Spring is a time of fresh starts. I know. Now that spring is here, my husband is applying for jobs. He’s a great university instructor, and he has helped numerous students over the years, but it’s time to move on. So he’s updating his CV and getting ready to see what’s out there.
Even if you aren’t planning to apply for a job anytime soon, it does make sense to dust off your resume and update it. Updating your resume regularly can be beneficial during the job hunt later. It saves time, and it allows you a fast turnaround if you suddenly lose your job.
“Your resume is a living document that will be edited and updated through the course of your job search and your entire career,” says Ford Myers, a career coach and author of Get The Job You Want, Even When No One’s Hiring. He offers five helpful tips for improving your resume:
1. Be Honest
First of all, you need to be honest with your resume. When we first start out, it’s tempting to pad your resume your exaggerate a bit. Look back through your resume and identify these types of situations. Now that you have more experience, you can re-do your resume to be more honest. “If you lie, you will always lose in the long run,” says Myers.
2. Be Selective
As your career progresses, you don’t need to keep using the same information from the past — especially if it’s irrelevant. “There is no need to focus on your after-school job or high school achievements if they are not relevant to the career you are looking for,” Myers points out.
You can also add information about your volunteer activities if they are relevant and if they have provided you with translatable skills. Think about what items will show you in the best light and get rid of everything else.
3. Be Brief
This accompanies being selective. There is no reason to go into detail in some areas. You need to grab a potential employer’s attention quickly, and offer information that is relevant to the posting. Look through the descriptions you have on your resume, and make sure that they are brief and applicable. Choose keywords that tell your career story as quickly and as powerfully as possible.
4. Be Active

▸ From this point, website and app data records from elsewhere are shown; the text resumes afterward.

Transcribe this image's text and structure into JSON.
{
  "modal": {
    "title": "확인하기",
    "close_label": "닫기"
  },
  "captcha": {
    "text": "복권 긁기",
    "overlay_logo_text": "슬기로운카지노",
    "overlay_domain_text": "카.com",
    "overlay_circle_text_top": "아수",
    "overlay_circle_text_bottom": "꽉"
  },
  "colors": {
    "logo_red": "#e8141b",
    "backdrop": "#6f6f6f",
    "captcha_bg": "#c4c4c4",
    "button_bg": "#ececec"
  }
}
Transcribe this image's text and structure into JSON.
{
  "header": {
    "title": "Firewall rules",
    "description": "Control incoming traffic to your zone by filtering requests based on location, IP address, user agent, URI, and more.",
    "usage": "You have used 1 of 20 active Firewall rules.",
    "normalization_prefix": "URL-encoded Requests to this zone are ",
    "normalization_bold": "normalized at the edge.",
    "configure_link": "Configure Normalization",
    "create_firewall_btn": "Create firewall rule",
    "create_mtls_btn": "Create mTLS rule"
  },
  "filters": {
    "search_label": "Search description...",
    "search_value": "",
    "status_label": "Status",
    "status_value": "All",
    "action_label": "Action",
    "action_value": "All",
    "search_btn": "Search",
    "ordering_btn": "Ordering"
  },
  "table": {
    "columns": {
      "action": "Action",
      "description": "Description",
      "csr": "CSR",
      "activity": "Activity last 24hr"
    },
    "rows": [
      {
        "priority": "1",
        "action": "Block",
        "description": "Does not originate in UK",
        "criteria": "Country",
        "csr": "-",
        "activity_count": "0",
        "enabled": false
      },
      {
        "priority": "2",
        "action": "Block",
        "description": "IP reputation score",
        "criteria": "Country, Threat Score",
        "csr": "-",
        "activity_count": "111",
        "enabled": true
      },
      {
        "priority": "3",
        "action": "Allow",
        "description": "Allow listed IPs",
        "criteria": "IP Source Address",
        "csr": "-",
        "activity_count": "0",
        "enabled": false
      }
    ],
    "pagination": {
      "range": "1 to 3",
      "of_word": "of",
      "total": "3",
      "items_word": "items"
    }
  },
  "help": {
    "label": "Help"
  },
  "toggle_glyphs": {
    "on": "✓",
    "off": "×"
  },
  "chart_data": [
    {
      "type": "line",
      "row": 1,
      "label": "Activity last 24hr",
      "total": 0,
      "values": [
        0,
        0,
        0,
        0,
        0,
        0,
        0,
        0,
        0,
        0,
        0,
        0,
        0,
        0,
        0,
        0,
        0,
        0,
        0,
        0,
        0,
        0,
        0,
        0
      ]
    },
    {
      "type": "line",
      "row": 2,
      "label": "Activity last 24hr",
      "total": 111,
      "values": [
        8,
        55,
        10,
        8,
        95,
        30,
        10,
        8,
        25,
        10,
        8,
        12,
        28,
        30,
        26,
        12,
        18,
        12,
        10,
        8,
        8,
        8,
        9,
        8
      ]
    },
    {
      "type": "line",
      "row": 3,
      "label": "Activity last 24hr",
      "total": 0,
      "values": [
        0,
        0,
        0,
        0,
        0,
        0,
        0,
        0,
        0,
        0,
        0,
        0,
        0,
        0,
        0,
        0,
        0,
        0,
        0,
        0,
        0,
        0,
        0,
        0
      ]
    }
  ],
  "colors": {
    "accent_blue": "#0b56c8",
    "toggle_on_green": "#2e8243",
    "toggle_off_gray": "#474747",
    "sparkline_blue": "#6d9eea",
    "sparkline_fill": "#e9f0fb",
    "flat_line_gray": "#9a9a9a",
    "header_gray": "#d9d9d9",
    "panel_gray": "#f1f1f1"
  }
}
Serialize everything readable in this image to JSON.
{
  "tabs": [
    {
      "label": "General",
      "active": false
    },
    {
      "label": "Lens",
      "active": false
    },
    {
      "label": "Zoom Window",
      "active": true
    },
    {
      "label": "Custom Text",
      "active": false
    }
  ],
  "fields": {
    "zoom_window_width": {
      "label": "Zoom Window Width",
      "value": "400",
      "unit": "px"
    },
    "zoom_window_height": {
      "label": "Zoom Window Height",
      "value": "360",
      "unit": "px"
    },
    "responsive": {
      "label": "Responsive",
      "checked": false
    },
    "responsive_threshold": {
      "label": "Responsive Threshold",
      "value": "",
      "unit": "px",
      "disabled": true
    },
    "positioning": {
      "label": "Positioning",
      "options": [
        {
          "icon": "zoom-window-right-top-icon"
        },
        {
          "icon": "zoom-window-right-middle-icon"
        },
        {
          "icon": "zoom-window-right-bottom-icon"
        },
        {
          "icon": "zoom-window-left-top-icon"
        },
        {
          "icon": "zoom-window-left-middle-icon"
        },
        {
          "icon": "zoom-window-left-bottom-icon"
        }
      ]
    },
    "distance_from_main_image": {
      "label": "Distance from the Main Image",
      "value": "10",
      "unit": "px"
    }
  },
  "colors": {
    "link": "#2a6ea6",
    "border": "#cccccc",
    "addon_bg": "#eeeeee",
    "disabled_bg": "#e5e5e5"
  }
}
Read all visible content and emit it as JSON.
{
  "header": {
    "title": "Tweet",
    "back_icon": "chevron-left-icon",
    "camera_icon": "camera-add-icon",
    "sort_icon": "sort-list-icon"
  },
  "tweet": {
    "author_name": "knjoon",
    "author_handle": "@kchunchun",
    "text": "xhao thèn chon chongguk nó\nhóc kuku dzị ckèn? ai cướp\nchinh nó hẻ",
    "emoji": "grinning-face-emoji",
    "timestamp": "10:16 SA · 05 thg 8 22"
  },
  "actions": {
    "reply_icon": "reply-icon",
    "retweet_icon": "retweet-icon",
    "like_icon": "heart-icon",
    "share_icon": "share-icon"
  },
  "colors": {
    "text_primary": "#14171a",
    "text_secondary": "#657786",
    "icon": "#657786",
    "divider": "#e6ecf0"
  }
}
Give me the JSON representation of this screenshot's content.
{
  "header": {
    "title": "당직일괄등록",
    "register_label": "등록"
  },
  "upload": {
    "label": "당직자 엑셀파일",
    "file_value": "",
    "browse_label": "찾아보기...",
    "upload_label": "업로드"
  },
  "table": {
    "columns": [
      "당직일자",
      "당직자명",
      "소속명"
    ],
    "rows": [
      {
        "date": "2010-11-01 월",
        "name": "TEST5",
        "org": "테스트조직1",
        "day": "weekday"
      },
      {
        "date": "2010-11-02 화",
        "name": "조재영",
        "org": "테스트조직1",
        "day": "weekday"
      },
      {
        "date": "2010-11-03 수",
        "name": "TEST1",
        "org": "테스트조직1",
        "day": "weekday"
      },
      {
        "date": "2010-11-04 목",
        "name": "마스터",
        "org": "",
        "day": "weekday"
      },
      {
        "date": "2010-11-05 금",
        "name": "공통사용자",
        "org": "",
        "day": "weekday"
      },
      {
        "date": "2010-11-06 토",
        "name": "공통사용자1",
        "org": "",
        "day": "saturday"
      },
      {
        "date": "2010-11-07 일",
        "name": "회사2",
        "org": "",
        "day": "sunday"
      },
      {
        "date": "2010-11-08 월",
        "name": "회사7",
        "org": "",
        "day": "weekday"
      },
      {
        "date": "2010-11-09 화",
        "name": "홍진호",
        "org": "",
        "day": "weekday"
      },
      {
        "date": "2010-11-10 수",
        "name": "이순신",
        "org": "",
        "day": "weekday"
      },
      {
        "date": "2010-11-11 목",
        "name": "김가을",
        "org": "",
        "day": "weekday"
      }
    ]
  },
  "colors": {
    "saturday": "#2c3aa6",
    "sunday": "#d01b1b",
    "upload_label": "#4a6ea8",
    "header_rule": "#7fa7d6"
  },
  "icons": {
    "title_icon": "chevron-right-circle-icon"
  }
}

Myers suggests that you use active, strong words to introduce yourself. He points out that “responsible for” is kind of weak. Instead, action verbs like “create” and “conduct” are stronger, and convey a sense that you are doing things. Action words also encourage brevity in your descriptions.
Another way you can increase the strength of your resume’s language is to go through the document and identify forms of the verb “to be.” See if you can replace phrases like “I was” and “I am” with stronger expressions and verbs that show more action. This type of editing can reduce the space you take up, and present you as a dynamic individual.
5. Be Specific
If you want to show that you have contributed meaningfully in your past jobs, you need to be specific. Be results-oriented with your resume.
“Although individuals should be as specific as possible throughout the entire resume, this quantification tips should be exercised most in the Professional Experience section,” says Myers. “Here is where your past jobs, roles, responsibilities, and accomplishments are listed. It’s also where most employers and recruiters focus 90 percent of their attention.”
This means that you need to explain, briefly, the results you achieved in your past positions. Use keywords and active language, and you will come across as more impressive and helpful.
With a little tweaking to your resume each spring, you can get it ready for the next job.